    Thierry-Mieg, Y.: Symbolic model-checking using ITS-tools. In: Baier, C., Tinelli, C. (eds.) TACAS 2015. LNCS, vol. 9035, pp. 231–237. Springer, Heidelberg (2015).  https://doi.org/10.1007/978-3-662-46681-0_20CrossRefGoogle Scholar
  35. 35.
    Verdoolaege, S., Seghir, R., Beyls, K., Loechner, V., Bruynooghe, M.: Counting integer points in parametric polytopes using barvinok’s rational functions. Algorithmica 48(1), 37–66 (2007)MathSciNetCrossRefGoogle Scholar
  36. 36.
    Wolf, K.: Petri net model checking with LoLA 2. In: Khomenko, V., Roux, O.H. (eds.) PETRI NETS 2018. LNCS, vol. 10877, pp. 351–362. Springer, Cham (2018).  https://doi.org/10.1007/978-3-319-91268-4_18CrossRefGoogle Scholar
  37. 37.
    Zhao, Y., Ciardo, G.: Symbolic CTL model checking of asynchronous systems using constrained saturation.
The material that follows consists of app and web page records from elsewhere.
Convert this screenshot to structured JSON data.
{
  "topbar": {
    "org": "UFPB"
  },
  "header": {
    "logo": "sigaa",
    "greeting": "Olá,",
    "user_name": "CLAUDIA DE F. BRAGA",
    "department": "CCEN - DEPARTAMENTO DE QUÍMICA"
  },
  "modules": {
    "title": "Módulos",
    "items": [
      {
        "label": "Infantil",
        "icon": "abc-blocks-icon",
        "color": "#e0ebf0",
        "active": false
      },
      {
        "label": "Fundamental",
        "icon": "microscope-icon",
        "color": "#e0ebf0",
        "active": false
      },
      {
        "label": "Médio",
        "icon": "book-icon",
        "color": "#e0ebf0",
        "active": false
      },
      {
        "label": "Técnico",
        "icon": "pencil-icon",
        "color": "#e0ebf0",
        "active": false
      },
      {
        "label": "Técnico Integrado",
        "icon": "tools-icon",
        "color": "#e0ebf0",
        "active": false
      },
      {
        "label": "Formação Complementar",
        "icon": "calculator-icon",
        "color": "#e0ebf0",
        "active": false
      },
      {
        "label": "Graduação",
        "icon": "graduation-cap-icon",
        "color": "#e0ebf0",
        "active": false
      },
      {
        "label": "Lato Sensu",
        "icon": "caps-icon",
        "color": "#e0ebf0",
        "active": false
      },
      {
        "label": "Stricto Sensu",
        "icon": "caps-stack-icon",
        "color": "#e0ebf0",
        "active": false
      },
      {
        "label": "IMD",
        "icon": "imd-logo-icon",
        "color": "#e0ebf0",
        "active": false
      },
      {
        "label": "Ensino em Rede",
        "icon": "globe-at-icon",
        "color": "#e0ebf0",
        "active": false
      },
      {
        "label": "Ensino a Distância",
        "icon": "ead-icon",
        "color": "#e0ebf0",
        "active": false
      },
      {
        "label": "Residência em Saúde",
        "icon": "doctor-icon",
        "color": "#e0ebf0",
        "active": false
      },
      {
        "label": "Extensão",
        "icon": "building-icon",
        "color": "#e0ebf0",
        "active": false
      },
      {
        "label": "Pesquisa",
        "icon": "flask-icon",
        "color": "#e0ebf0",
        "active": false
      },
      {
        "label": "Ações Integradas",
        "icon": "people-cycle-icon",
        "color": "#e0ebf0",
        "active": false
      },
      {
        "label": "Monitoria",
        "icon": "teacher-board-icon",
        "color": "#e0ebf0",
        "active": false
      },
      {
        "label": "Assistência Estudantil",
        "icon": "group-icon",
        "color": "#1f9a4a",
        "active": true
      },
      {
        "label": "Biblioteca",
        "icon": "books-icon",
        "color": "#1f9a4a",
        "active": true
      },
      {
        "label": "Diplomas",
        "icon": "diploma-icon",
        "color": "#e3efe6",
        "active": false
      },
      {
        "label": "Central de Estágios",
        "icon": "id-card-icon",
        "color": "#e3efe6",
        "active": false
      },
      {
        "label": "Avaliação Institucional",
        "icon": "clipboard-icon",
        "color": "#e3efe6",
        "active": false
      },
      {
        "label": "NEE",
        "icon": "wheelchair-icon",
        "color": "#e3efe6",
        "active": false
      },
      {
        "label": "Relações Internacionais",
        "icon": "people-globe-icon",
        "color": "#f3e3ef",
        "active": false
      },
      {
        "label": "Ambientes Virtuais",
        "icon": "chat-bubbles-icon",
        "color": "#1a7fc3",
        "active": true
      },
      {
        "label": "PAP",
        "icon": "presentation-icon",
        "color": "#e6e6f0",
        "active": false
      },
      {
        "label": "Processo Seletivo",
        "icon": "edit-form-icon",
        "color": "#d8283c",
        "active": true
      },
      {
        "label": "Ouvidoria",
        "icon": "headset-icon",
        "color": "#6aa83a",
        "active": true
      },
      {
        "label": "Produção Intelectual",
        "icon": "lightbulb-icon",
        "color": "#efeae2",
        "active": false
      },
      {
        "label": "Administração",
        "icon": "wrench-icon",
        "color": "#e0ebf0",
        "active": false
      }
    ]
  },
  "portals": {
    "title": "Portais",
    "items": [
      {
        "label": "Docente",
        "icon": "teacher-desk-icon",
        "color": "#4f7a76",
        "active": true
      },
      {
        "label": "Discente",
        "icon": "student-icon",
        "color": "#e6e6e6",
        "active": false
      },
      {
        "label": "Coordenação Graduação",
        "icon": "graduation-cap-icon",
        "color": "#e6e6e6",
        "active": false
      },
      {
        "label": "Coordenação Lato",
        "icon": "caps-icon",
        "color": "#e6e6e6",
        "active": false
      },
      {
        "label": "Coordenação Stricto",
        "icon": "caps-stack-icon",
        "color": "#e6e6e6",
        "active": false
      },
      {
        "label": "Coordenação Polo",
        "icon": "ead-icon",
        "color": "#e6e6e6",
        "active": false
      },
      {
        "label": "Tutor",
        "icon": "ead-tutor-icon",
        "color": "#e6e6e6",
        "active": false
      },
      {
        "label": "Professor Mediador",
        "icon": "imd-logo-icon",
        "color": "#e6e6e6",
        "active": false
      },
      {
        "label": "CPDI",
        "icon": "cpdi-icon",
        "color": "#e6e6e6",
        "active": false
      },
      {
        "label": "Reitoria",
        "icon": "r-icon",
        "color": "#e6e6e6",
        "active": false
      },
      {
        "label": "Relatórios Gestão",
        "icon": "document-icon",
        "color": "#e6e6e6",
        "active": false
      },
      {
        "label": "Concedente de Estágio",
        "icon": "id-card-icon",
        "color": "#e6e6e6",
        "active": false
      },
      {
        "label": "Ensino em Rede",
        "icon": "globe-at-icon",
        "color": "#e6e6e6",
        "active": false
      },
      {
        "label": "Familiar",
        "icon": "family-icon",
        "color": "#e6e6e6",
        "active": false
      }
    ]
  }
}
In: Liu, Z., Ravn, A.P. (eds.) ATVA 2009. LNCS, vol. 5799, pp. 368–381. Springer, Heidelberg (2009).  https://doi.org/10.1007/978-3-642-04761-9_27CrossRefGoogle Scholar

Copyright information

© The Author(s) 2019

Open Access This chapter is licensed under the terms of the Creative Commons Attribution 4.0 International License (http://creativecommons.org/licenses/by/4.0/), which permits use, sharing, adaptation, distribution and reproduction in any medium or format, as long as you give appropriate credit to the original author(s) and the source, provide a link to the Creative Commons license and indicate if changes were made.

The images or other third party material in this chapter are included in the chapter's Creative Commons license, unless indicated otherwise in a credit line to the material. If material is not included in the chapter's Creative Commons license and your intended use is not permitted by statutory regulation or exceeds the permitted use, you will need to obtain permission directly from the copyright holder.

Authors and Affiliations

  • Elvio Amparore
    • 1
    • 11
  • Bernard Berthomieu
    • 2
    • 11
  • Gianfranco Ciardo
    • 3
    • 11
  • Silvano Dal Zilio
    • 2
    • 11
  • Francesco Gallà
    • 1
    • 11
  • Lom Messan Hillah
    • 4
    • 5
    • 11
  • Francis Hulin-Hubard
    • 4
    • 11
  • Peter Gjøl Jensen
    • 6
    • 11
  • Loïg Jezequel
    • 7
    • 11
  • Fabrice Kordon
    • 4
    • 11
    Email author
  • Didier Le Botlan
    • 2
    • 11
  • Torsten Liebke
    • 8
    • 11
  • Jeroen Meijer
    • 9
    • 11
  • Andrew Miner
    • 3
    • 11
  • Emmanuel Paviot-Adet
    • 4
    • 9
    • 11
  • Jiří Srba
    • 6
    • 10
    • 11
  • Yann Thierry-Mieg
    • 4
    • 11
  • Tom van Dijk
    • 9
    • 11
  • Karsten Wolf
    • 8
    • 11
  1. 1.Università degli Studi di TorinoTurinItaly
  2. 2.LAAS-CNRS, Université de Toulouse, CNRS, INSAToulouseFrance
  3. 3.Department of Computer ScienceIowa State UniversityAmesUSA
  4. 4.Sorbonne Université, CNRS, LIP6ParisFrance
  5. 5.Université Paris NanterreNanterreFrance
  6. 6.Department of Computer ScienceAalborg UniversityAalborgDenmark
  7. 7.Université de Nantes, LS2N, UMR CNRS 6597NantesFrance
  8. 8.Institut für InformatikUniversität RostockRostockGermany
  9. 9.Université Paris DescartesParisFrance
  10. 10.FI MUBrnoCzech Republic
  11. 11.Formal Methods and ToolsUniversity of TwenteEnschedeThe Netherlands

Personalised recommendations